SAN JOSE -- Super Micro Computer, a fast-growing networking and communications company, intends to build a 1.6 million-square-foot complex at the Mercury News' current site in North San Jose that could have 2,800 or more employees and will include something rare for the Bay Area: manufacturing activities.

The company has submitted to the city preliminary plans for the project, which will include light manufacturing, offices and warehouse space. The plans include 2,800 parking spaces, which suggests a major employment boost for San Jose.

The proposed complex, which will be built on 36 acres near the interchange of Interstate 880 and Brokaw Road, would rise near the current Super Micro headquarters and engineering operations.

Super Micro bought the site from Digital First Media, the parent company of the Mercury News, for about $30.5 million in September. The newspaper is expected to relocate to downtown San Jose, where it will move about 300 editorial, advertising and administration employees.

Super Micro officials couldn't be immediately reached for comment, but city officials said the company will retain its current facilities and that its new complex will be an expansion of its operations.

"Super Micro has told us they are growing and they need to expand, particularly in warehousing and light manufacturing and assembly," said Nanci Klein, San Jose's deputy economic development director. "We are very excited to see them moving forward on this."

Over its most recent 12 months, Super Micro earned $36 million on revenue of $1.27 billion.

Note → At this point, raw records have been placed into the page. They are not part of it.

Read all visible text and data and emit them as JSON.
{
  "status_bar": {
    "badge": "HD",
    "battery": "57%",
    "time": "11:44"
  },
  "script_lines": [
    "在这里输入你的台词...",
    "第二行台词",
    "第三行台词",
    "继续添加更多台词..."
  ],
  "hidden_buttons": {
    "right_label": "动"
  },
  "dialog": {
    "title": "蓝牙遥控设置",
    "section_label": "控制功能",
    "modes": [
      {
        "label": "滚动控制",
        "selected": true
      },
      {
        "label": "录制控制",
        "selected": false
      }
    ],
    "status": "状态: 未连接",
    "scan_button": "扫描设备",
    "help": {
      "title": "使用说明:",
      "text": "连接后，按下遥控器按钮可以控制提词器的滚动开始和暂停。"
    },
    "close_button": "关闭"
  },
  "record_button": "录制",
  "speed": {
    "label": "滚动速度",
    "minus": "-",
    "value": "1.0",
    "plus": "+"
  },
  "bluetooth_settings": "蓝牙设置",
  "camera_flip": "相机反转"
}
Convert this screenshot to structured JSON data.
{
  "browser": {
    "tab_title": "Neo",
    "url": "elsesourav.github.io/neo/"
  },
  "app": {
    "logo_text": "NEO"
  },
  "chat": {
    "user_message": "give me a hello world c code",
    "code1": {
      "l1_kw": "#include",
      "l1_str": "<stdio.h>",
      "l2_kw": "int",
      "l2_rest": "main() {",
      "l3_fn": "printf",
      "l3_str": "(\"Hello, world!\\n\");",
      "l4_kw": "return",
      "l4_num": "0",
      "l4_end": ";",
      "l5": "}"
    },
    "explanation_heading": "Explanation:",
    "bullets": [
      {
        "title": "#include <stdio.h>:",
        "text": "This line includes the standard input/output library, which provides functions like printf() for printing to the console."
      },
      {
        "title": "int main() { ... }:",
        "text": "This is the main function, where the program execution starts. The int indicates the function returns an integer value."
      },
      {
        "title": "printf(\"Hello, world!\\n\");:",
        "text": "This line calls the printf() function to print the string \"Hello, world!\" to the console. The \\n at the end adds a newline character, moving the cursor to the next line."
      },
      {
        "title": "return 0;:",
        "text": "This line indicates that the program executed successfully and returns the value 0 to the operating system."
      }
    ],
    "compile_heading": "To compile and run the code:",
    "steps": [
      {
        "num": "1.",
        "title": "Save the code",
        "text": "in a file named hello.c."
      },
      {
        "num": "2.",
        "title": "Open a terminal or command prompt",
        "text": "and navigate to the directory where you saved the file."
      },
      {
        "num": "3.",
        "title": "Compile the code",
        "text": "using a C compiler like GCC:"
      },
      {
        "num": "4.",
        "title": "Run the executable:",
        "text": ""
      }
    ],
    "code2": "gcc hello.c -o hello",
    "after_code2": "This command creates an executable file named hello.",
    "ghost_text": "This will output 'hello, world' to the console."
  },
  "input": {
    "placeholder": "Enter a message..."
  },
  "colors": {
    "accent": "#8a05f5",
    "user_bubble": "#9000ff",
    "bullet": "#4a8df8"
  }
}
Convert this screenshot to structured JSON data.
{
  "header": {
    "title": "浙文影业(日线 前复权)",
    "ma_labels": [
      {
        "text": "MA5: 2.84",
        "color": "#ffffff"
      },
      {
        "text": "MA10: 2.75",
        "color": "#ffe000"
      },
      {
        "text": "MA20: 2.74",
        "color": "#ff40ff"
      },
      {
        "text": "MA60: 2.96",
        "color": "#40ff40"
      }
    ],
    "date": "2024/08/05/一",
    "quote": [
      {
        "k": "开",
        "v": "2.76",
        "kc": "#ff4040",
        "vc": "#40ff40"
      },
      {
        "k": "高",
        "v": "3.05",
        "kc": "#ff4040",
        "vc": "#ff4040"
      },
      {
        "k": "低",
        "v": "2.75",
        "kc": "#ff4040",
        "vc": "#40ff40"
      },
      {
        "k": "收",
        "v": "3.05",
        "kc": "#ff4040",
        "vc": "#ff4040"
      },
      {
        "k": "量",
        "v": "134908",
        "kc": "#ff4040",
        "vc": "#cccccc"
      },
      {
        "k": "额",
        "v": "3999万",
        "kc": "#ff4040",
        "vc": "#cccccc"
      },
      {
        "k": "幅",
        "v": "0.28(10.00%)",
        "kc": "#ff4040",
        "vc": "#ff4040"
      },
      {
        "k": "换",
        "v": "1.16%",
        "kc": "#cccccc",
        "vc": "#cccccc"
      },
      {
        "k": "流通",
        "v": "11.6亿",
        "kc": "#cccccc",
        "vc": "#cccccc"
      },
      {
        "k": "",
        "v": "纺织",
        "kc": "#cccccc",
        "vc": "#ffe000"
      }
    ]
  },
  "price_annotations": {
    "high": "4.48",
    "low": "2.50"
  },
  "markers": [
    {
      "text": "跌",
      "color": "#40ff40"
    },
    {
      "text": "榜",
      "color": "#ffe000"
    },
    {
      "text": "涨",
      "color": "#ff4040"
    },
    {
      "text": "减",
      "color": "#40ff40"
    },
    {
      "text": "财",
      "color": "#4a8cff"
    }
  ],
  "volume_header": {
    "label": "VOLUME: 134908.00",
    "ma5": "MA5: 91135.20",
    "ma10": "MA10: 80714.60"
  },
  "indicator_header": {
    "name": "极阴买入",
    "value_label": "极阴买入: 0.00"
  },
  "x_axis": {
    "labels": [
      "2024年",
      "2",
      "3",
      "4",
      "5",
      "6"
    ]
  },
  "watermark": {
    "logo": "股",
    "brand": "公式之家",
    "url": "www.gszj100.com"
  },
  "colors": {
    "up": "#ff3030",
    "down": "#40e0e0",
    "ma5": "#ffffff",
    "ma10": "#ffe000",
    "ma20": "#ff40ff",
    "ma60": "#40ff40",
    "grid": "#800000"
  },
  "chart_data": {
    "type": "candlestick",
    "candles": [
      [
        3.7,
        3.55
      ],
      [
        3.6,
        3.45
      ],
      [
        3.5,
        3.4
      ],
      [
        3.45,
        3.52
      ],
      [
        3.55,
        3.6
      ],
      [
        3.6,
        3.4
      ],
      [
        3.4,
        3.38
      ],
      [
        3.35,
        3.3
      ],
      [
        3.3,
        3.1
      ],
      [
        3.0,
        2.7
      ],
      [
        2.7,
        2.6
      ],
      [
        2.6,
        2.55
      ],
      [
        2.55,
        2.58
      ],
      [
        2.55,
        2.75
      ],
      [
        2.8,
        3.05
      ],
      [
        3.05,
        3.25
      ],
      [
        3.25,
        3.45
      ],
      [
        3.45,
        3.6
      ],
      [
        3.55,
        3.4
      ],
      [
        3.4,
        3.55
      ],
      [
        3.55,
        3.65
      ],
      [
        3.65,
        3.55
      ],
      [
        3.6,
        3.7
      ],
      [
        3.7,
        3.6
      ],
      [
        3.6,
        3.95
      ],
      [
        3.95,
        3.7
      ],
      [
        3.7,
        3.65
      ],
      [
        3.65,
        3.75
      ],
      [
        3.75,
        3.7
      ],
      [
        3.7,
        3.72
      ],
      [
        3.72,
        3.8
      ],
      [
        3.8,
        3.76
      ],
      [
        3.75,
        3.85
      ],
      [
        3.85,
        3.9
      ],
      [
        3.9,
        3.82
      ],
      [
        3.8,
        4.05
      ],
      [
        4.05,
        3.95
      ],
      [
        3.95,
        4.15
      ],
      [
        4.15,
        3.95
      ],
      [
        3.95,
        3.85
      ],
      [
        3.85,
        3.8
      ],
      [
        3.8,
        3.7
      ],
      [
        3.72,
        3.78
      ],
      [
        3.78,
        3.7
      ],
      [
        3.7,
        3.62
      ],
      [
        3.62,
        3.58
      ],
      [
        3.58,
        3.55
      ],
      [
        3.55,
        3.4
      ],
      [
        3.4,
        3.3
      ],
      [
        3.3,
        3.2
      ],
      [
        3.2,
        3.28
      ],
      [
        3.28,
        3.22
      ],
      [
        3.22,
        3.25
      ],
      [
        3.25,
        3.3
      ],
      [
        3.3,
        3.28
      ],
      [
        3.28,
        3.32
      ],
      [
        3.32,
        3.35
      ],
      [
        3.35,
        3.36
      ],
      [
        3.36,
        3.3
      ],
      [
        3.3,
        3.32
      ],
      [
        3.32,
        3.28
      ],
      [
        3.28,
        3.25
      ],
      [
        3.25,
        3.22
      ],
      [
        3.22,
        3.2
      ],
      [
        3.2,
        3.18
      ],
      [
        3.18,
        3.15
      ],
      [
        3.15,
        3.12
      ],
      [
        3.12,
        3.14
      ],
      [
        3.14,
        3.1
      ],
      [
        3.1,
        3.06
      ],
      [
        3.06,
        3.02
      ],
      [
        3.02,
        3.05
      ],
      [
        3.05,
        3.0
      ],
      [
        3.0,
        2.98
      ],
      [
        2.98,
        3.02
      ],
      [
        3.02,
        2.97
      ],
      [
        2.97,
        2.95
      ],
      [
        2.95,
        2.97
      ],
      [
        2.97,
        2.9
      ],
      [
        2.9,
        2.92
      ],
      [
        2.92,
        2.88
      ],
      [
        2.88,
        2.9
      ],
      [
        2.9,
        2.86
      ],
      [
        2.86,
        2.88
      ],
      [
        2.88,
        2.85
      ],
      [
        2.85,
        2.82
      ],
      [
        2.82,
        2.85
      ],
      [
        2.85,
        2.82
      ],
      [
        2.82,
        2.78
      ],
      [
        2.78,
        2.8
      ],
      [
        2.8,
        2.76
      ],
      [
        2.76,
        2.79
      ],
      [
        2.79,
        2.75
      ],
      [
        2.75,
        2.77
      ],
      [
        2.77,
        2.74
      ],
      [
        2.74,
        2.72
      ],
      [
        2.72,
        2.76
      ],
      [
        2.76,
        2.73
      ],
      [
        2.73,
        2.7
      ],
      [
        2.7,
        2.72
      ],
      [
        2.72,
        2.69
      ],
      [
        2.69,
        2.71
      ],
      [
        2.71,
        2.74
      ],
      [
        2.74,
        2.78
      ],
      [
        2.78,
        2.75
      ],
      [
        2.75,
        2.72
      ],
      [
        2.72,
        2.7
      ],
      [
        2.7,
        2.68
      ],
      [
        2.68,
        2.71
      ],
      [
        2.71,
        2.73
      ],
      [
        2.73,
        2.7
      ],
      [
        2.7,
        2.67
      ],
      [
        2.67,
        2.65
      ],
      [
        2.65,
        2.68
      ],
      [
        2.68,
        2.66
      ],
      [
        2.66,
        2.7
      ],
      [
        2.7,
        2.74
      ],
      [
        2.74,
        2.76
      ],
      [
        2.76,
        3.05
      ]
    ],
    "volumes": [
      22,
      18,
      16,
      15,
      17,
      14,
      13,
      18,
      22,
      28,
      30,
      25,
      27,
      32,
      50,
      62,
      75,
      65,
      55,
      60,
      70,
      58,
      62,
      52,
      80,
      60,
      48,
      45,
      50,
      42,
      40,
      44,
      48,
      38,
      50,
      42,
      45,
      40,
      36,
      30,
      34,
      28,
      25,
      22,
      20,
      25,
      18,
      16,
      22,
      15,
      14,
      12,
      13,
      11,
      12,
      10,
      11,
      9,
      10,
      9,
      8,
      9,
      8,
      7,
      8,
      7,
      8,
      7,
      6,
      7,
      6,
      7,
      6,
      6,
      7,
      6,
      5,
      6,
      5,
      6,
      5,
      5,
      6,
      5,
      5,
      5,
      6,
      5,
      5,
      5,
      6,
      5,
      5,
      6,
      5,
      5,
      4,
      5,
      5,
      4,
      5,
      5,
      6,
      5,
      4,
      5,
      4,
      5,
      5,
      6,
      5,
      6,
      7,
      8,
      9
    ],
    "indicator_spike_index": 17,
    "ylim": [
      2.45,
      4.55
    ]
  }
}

"Super Micro is doing very well, their financials are strong and they are a market leader," said Rob Enderle, a San Jose-based analyst who tracks the tech sector. "They are one of the up-and-comers."

Although new manufacturing operations are rare in the Bay Area, analysts say it makes sense for Super Micro to build this sort of operation close to its current headquarters and engineering operations, which would be minutes away from the future site.

"Silicon Valley has some of the best skilled talent in the world," said Tim Bajarin, principal analyst with Campbell-based Creative Strategies, a market researcher. "That is true both for engineering and for manufacturing."

While the Bay Area is burdened by high construction and development costs, and is expensive for businesses to operate, Super Micro could nevertheless benefit from a clustered operation, Bajarin said.

"They are in a multibillion-dollar market -- networking and communications devices -- that is moving very quickly," he noted. "So it may be worth it to Super Micro to trade higher operating costs for being able to move things to market much more quickly than their competitors." Gigamon, Lantronix and Silliconix are among the company's chief rivals.

San Jose officials said that the proposed development shows that the city can offer more than office space to expanding companies.

"The beauty of San Jose is that it can offer everything to companies, including manufacturing sites," said Kim Walesh, the city's economic development director.

Contact George Avalos at 408-859-5167. Follow him at Twitter.com/georgeavalos.